Paper submitted (Artigau et al. 2024)

Section coming soon.

6. Support for additional instruments

Possibility of collaboration for new instruments to be added to the LBL code.

Terms of our support:

7.  More details on LBL

As the LBL name implies, ‘lines’ are key in the LBL algorithm. These lines are propagated through the code under different names. Here are the main steps within the LBL code in handling lines.

After creating (or inputting) a template, we find the local maxima and minima (see Figure 2 in Artigau et al. 2022). The location of these maxima and minima are reported in the _pos and _neg (positive and negative) masks in the masks/ folder. There is also a _full file that reports both positive and negative features, it is simply the combination of the two other tables.

Masks are used primarily to cut the spectral domain in individual regions over which velocities are computed. There is also a secondary use, which is to construct a CCF (cross-correlation function) on the first iteration of the code to get a rough estimate of the systemic velocity of the star. The LBL algorithm only converges if one knows the velocity of the target within ~1 full-width at half maximum of the line profile.

Within the LBL code, if one passes the _full mask, the computation of the LBL velocities will be done between lines corresponding to the local maxima (equivalent to using the _pos mask), but the CCF will be computed using all spectroscopic features (both positive and negative), which works better in very low signal-to-noise datasets. For a bright target (SNR>20), using the _full or _pos mask will not change the significance of the CCF, but for targets with SNR=3-5, this could lead to a better convergence of the velocity on the first iteration.

The _pos, _neg and _full masks are reported at a zero systemic velocity and are independent of the instrument used. One could use a SPIRou _full mask for a NIRPS dataset without issue.

When analyzing a sequence, it is important that the line list always remains the same such that the behavior of an individual line can be traced through epochs without ambiguity. When analyzing a target for the first time with a given mask, one creates a file within the lblreftable folder, which is basically the _pos line limits (all positive features, even if a _full mask was passed along) projected onto the wavelength grid of the dataset. Many lines will therefore be seen twice in consecutive orders and the LBL code will handle them as different lines afterward. A line may fall on a cluster of bad pixels within one order and one a clean area in the following one, so they are better handled individually even if they trace the same wavelength in the stellar spectrum. 

When looping through individual files for a given target, we start with the corresponding lblreftable and add a number of values derived from the spectrum into the tables lblrv/ folder.
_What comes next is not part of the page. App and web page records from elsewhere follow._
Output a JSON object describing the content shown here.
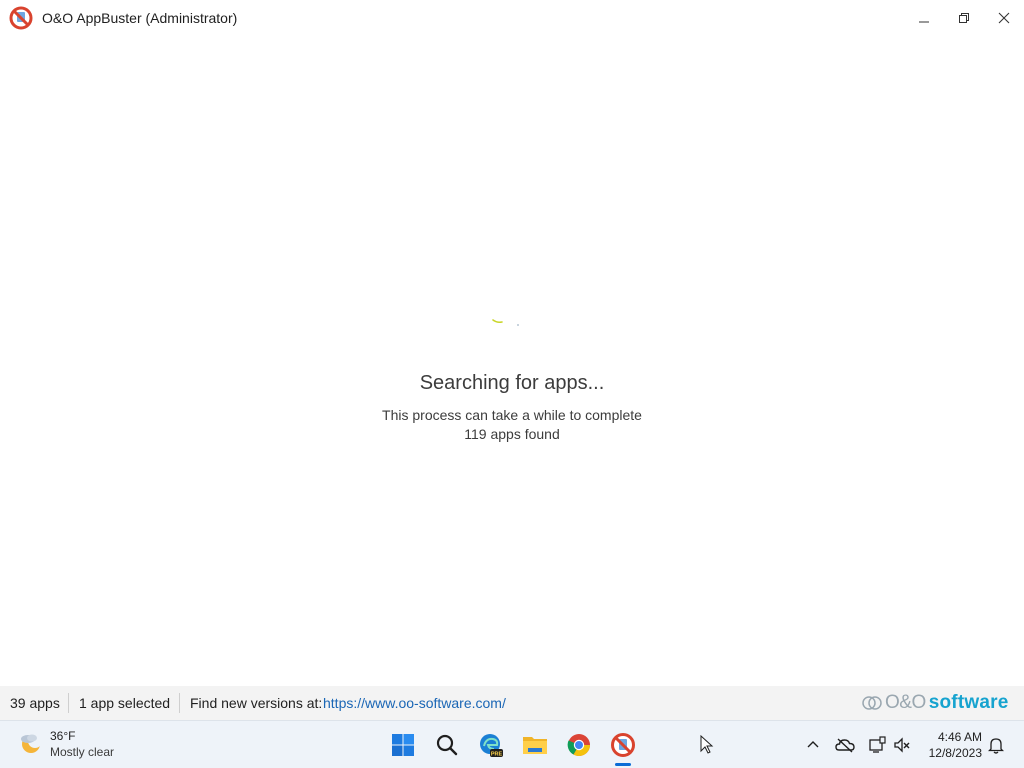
{
  "window": {
    "title": "O&O AppBuster (Administrator)",
    "icon": "no-entry-icon"
  },
  "main": {
    "heading": "Searching for apps...",
    "subtext": "This process can take a while to complete",
    "count_text": "119 apps found"
  },
  "status_bar": {
    "apps_count": "39 apps",
    "selected": "1 app selected",
    "find_label": "Find new versions at:",
    "link": "https://www.oo-software.com/",
    "brand_oo": "O&O",
    "brand_software": "software"
  },
  "taskbar": {
    "weather": {
      "temp": "36°F",
      "desc": "Mostly clear",
      "icon": "moon-cloud-icon"
    },
    "apps": [
      {
        "name": "Start",
        "icon": "windows-start-icon"
      },
      {
        "name": "Search",
        "icon": "search-icon"
      },
      {
        "name": "Microsoft Edge Preview",
        "icon": "edge-preview-icon"
      },
      {
        "name": "File Explorer",
        "icon": "folder-icon"
      },
      {
        "name": "Google Chrome",
        "icon": "chrome-icon"
      },
      {
        "name": "O&O AppBuster",
        "icon": "no-entry-icon",
        "active": true
      }
    ],
    "tray": [
      "chevron-up-icon",
      "cloud-offline-icon",
      "network-icon",
      "volume-muted-icon"
    ],
    "time": "4:46 AM",
    "date": "12/8/2023",
    "notification_icon": "bell-icon"
  },
  "colors": {
    "accent": "#0a6cd6",
    "link": "#1a66b5",
    "brand_blue": "#16a3cf",
    "brand_gray": "#9aa7b0",
    "app_icon_red": "#d9432e"
  }
}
Some lines at the edges of orders can come and go because of BERV changes between spectra. We always keep the same line lists and lines that are missing are simply flagged as NaN. Furthermore, in most instruments and over parts of the domain, the blaze throughput is very low and parts of orders are useless, even though the wavelength grid is defined. The lines falling there are also seen in other orders (close to blaze peak) and are kept in the lblrv and lblreftable, but are set to NaN. One therefore expects to see a good fraction of lines set to NaN for bluer orders. The lblrv tables preserve the input header for future reference and give a number of values that can be used for statistical analysis (see Ould-Elkhim 2023, in press). By construction, all files for a given combination of target+template will have the same number of lines in their lblrv table. The wavelengths reported in these tables are those at the beginning of the ‘line’ (maxima preceding feature), and are expressed at a systemic velocity of zero and without the BERV.

The number of lines used for an individual spectrum is the number of non-NaN lines in the corresponding lblrv file, with the understanding that the ‘lines’ are lines-per-order, with some lines being counted twice. The relative weight of each line is 1/svrad2.


Github is the best place to report problems:

Lead author:  

Code base:

Core collaborator: